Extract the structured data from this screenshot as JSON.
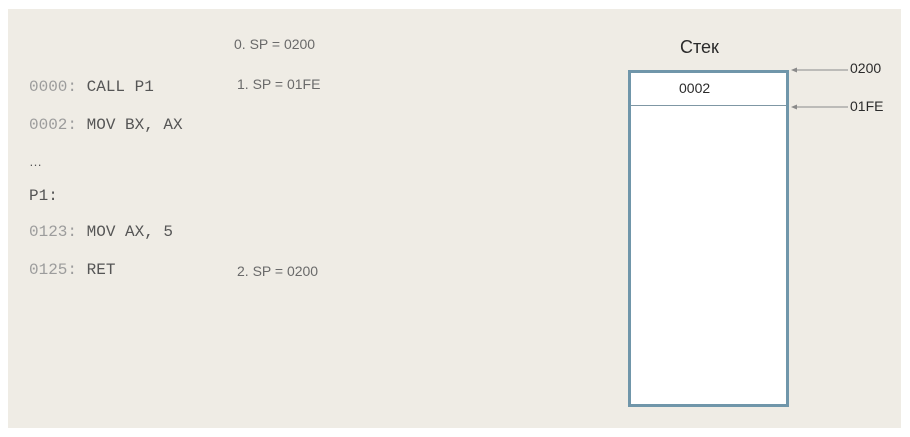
{
  "code": [
    {
      "addr": "0000:",
      "instr": " CALL P1"
    },
    {
      "addr": "0002:",
      "instr": " MOV BX, AX"
    },
    {
      "addr": "",
      "instr": "…"
    },
    {
      "addr": "",
      "instr": "P1:"
    },
    {
      "addr": "0123:",
      "instr": " MOV AX, 5"
    },
    {
      "addr": "0125:",
      "instr": " RET"
    }
  ],
  "sp_notes": [
    "0. SP = 0200",
    "1. SP = 01FE",
    "2. SP = 0200"
  ],
  "stack": {
    "title": "Стек",
    "cells": [
      "0002"
    ],
    "top_address": "0200",
    "pointer_address": "01FE"
  },
  "colors": {
    "background": "#efece5",
    "stack_border": "#7096aa",
    "address_text": "#9c9c9c",
    "code_text": "#555555"
  }
}
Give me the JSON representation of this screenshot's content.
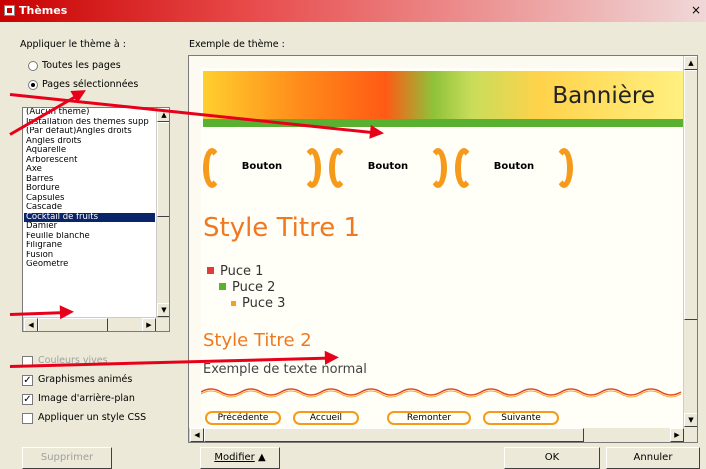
{
  "window": {
    "title": "Thèmes",
    "close_glyph": "×"
  },
  "left": {
    "apply_label": "Appliquer le thème à :",
    "radio_all": "Toutes les pages",
    "radio_selected": "Pages sélectionnées",
    "themes": [
      "(Aucun thème)",
      "Installation des thèmes supp",
      "(Par défaut)Angles droits",
      "Angles droits",
      "Aquarelle",
      "Arborescent",
      "Axe",
      "Barres",
      "Bordure",
      "Capsules",
      "Cascade",
      "Cocktail de fruits",
      "Damier",
      "Feuille blanche",
      "Filigrane",
      "Fusion",
      "Géomètre"
    ],
    "selected_theme": "Cocktail de fruits",
    "options": [
      {
        "label": "Couleurs vives",
        "checked": false
      },
      {
        "label": "Graphismes animés",
        "checked": true
      },
      {
        "label": "Image d'arrière-plan",
        "checked": true
      },
      {
        "label": "Appliquer un style CSS",
        "checked": false
      }
    ],
    "delete_button": "Supprimer"
  },
  "preview": {
    "label": "Exemple de thème :",
    "banner": "Bannière",
    "nav_buttons": [
      "Bouton",
      "Bouton",
      "Bouton"
    ],
    "heading1": "Style Titre 1",
    "bullets": [
      "Puce 1",
      "Puce 2",
      "Puce 3"
    ],
    "heading2": "Style Titre 2",
    "normal_text": "Exemple de texte normal",
    "nav_small": [
      "Précédente",
      "Accueil",
      "Remonter",
      "Suivante"
    ]
  },
  "buttons": {
    "modify": "Modifier",
    "modify_arrow": "▲",
    "ok": "OK",
    "cancel": "Annuler"
  },
  "colors": {
    "accent": "#f07820",
    "banner_green": "#5ab030",
    "arrow_red": "#e8001a",
    "title_red": "#c80000"
  }
}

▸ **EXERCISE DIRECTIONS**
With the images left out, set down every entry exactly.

▸ **RESPONSE TO THE TASK**
Extract the structured data from this screenshot as JSON.
{
  "code": [
    {
      "addr": "0000:",
      "instr": " CALL P1"
    },
    {
      "addr": "0002:",
      "instr": " MOV BX, AX"
    },
    {
      "addr": "",
      "instr": "…"
    },
    {
      "addr": "",
      "instr": "P1:"
    },
    {
      "addr": "0123:",
      "instr": " MOV AX, 5"
    },
    {
      "addr": "0125:",
      "instr": " RET"
    }
  ],
  "sp_notes": [
    "0. SP = 0200",
    "1. SP = 01FE",
    "2. SP = 0200"
  ],
  "stack": {
    "title": "Стек",
    "cells": [
      "0002"
    ],
    "top_address": "0200",
    "pointer_address": "01FE"
  },
  "colors": {
    "background": "#efece5",
    "stack_border": "#7096aa",
    "address_text": "#9c9c9c",
    "code_text": "#555555"
  }
}
Give me the JSON representation of this screenshot's content.
{
  "window": {
    "title": "Thèmes",
    "close_glyph": "×"
  },
  "left": {
    "apply_label": "Appliquer le thème à :",
    "radio_all": "Toutes les pages",
    "radio_selected": "Pages sélectionnées",
    "themes": [
      "(Aucun thème)",
      "Installation des thèmes supp",
      "(Par défaut)Angles droits",
      "Angles droits",
      "Aquarelle",
      "Arborescent",
      "Axe",
      "Barres",
      "Bordure",
      "Capsules",
      "Cascade",
      "Cocktail de fruits",
      "Damier",
      "Feuille blanche",
      "Filigrane",
      "Fusion",
      "Géomètre"
    ],
    "selected_theme": "Cocktail de fruits",
    "options": [
      {
        "label": "Couleurs vives",
        "checked": false
      },
      {
        "label": "Graphismes animés",
        "checked": true
      },
      {
        "label": "Image d'arrière-plan",
        "checked": true
      },
      {
        "label": "Appliquer un style CSS",
        "checked": false
      }
    ],
    "delete_button": "Supprimer"
  },
  "preview": {
    "label": "Exemple de thème :",
    "banner": "Bannière",
    "nav_buttons": [
      "Bouton",
      "Bouton",
      "Bouton"
    ],
    "heading1": "Style Titre 1",
    "bullets": [
      "Puce 1",
      "Puce 2",
      "Puce 3"
    ],
    "heading2": "Style Titre 2",
    "normal_text": "Exemple de texte normal",
    "nav_small": [
      "Précédente",
      "Accueil",
      "Remonter",
      "Suivante"
    ]
  },
  "buttons": {
    "modify": "Modifier",
    "modify_arrow": "▲",
    "ok": "OK",
    "cancel": "Annuler"
  },
  "colors": {
    "accent": "#f07820",
    "banner_green": "#5ab030",
    "arrow_red": "#e8001a",
    "title_red": "#c80000"
  }
}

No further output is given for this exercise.